  • To utilise self-reflection for this purpose in recognition that it is one of the most influential forms of communication.
  • To utilise self-reflection for its gentleness in communicating due to the sharing of our own processes, for the purpose of self-expression, allows others to process their own self-recognition and interpret their own meaning as it relates to themselves, without pressure or agenda.
  • To utilise the subtlety of self-reflection, as self-reflection being the trigger for any new or expanded ideas aroused in another is often imperceptible. Imperceptibility of the source is naturally more self-motivating because resonant ideas become intuitively assimilated, and the ideas feel more like they’ve come from our own minds and smarts (and we’re naturally possessive of our own minds and smarts).
  •  To engage in self-reflection just because it has become an intuitive form of communication for me which I’ve come to enjoy and I know others can gain from as well (win-win).
  • From the growing realisation that my self-expression of my values and worldview has often come in the form of ‘helping’ and ‘caring’ of which the primary focus has been other people’s lives and concerns.
  • To see whether I can become more comfortable gaining a balance of expressing myself with a focus on myself because maybe this is okay? Maybe I’ve always happily indulged and encouraged others’ unique self-expression, however they come, and I still always want to do that. My interest in what other people want to share won’t ever change, it’s still one of my highest values.

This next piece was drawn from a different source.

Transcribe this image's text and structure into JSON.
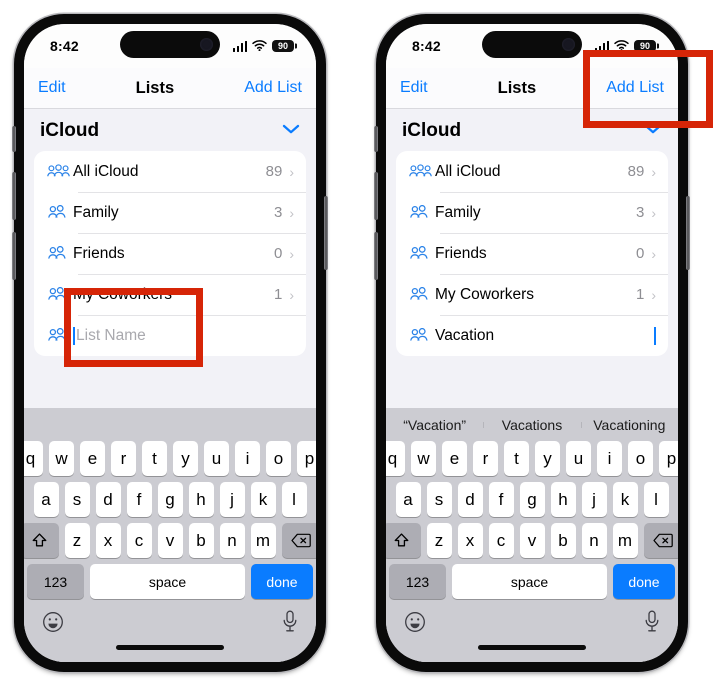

7.11.18

  • To start different conversations if anyone else is interested too
  • To explore possibilities, innovations, enquire bout and challenge some conventions
  • To explore my fascination with how our minds, brains, emotion and behaviour all work together
  • To be okay with occasional typos, poor punctuation and grammar

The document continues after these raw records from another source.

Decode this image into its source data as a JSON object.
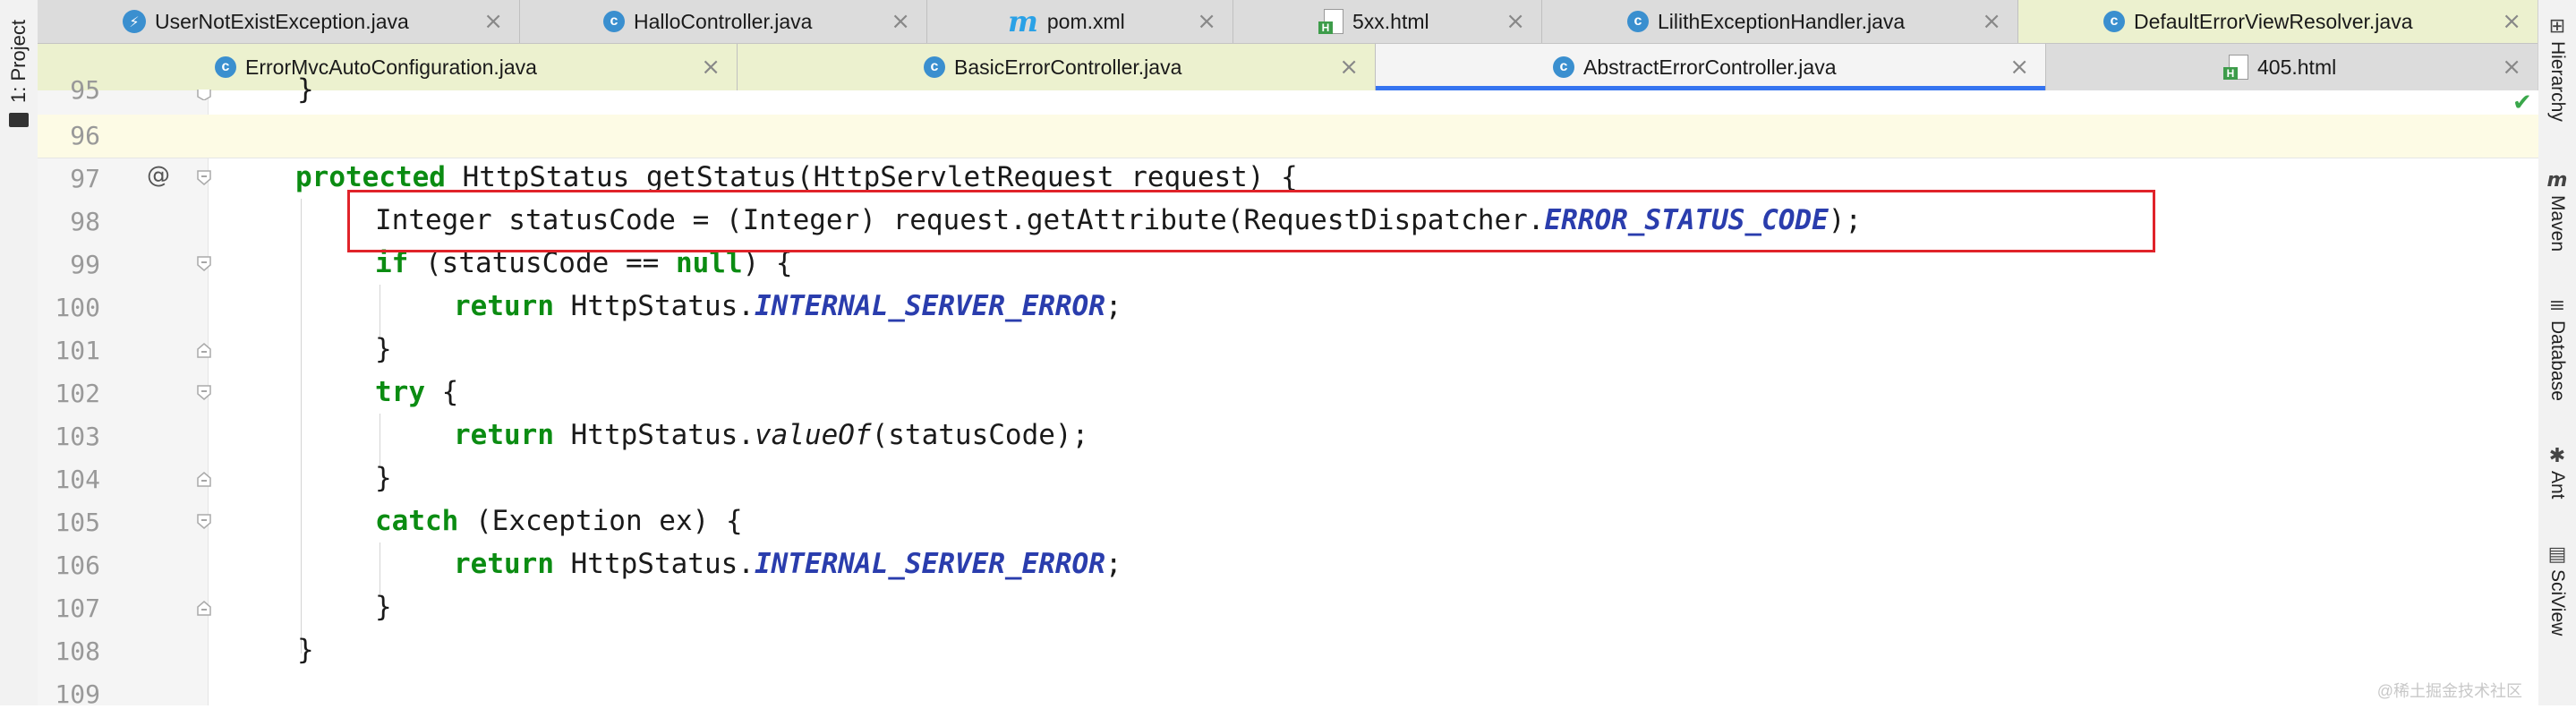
{
  "left_panel": {
    "project_label": "1: Project"
  },
  "tabs_row1": [
    {
      "label": "UserNotExistException.java",
      "icon": "exception-class-icon",
      "bg": "#dcdcdc"
    },
    {
      "label": "HalloController.java",
      "icon": "class-icon"
    },
    {
      "label": "pom.xml",
      "icon": "maven-icon"
    },
    {
      "label": "5xx.html",
      "icon": "html-file-icon"
    },
    {
      "label": "LilithExceptionHandler.java",
      "icon": "class-icon"
    },
    {
      "label": "DefaultErrorViewResolver.java",
      "icon": "class-icon",
      "highlighted": true
    }
  ],
  "tabs_row2": [
    {
      "label": "ErrorMvcAutoConfiguration.java",
      "icon": "class-icon",
      "highlighted": true
    },
    {
      "label": "BasicErrorController.java",
      "icon": "class-icon",
      "highlighted": true
    },
    {
      "label": "AbstractErrorController.java",
      "icon": "class-icon",
      "active": true
    },
    {
      "label": "405.html",
      "icon": "html-file-icon"
    }
  ],
  "right_tools": [
    {
      "label": "Hierarchy",
      "icon": "hierarchy-icon"
    },
    {
      "label": "Maven",
      "icon": "maven-icon"
    },
    {
      "label": "Database",
      "icon": "database-icon"
    },
    {
      "label": "Ant",
      "icon": "ant-icon"
    },
    {
      "label": "SciView",
      "icon": "sciview-icon"
    }
  ],
  "line_numbers": [
    "95",
    "96",
    "97",
    "98",
    "99",
    "100",
    "101",
    "102",
    "103",
    "104",
    "105",
    "106",
    "107",
    "108",
    "109"
  ],
  "override_marker": "@",
  "code": {
    "l95": "}",
    "l97": {
      "kw": "protected",
      "rest": " HttpStatus getStatus(HttpServletRequest request) {"
    },
    "l98": {
      "a": "Integer statusCode = (Integer) request.getAttribute(RequestDispatcher.",
      "const": "ERROR_STATUS_CODE",
      "b": ");"
    },
    "l99": {
      "kw1": "if",
      "a": " (statusCode == ",
      "kw2": "null",
      "b": ") {"
    },
    "l100": {
      "kw": "return",
      "a": " HttpStatus.",
      "const": "INTERNAL_SERVER_ERROR",
      "b": ";"
    },
    "l101": "}",
    "l102": {
      "kw": "try",
      "rest": " {"
    },
    "l103": {
      "kw": "return",
      "a": " HttpStatus.",
      "meth": "valueOf",
      "b": "(statusCode);"
    },
    "l104": "}",
    "l105": {
      "kw": "catch",
      "rest": " (Exception ex) {"
    },
    "l106": {
      "kw": "return",
      "a": " HttpStatus.",
      "const": "INTERNAL_SERVER_ERROR",
      "b": ";"
    },
    "l107": "}",
    "l108": "}"
  },
  "watermark": "@稀土掘金技术社区",
  "colors": {
    "keyword": "#0b8c12",
    "constant": "#2a3dad",
    "highlight_box": "#e0232a",
    "active_tab_underline": "#3574f0"
  }
}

6.11.18

  • To challenge my need for things to be fully planned and with a specific purpose before I pursue them.
  • To share my endless curiosity about the world with others in case some of my ideas fertilise theirs and create brain embryos of their own.
  • To explore ideas without a need for certainty, right, wrong, agreement or truth because that’s one of my favourite things ever.
  • I know I have 100 more motivations that have driven me over the time I’ve been preparing this, but in aid of not needing to have everything comprehensively listed and explained all at once, I’ll leave it here and come back as I remember them.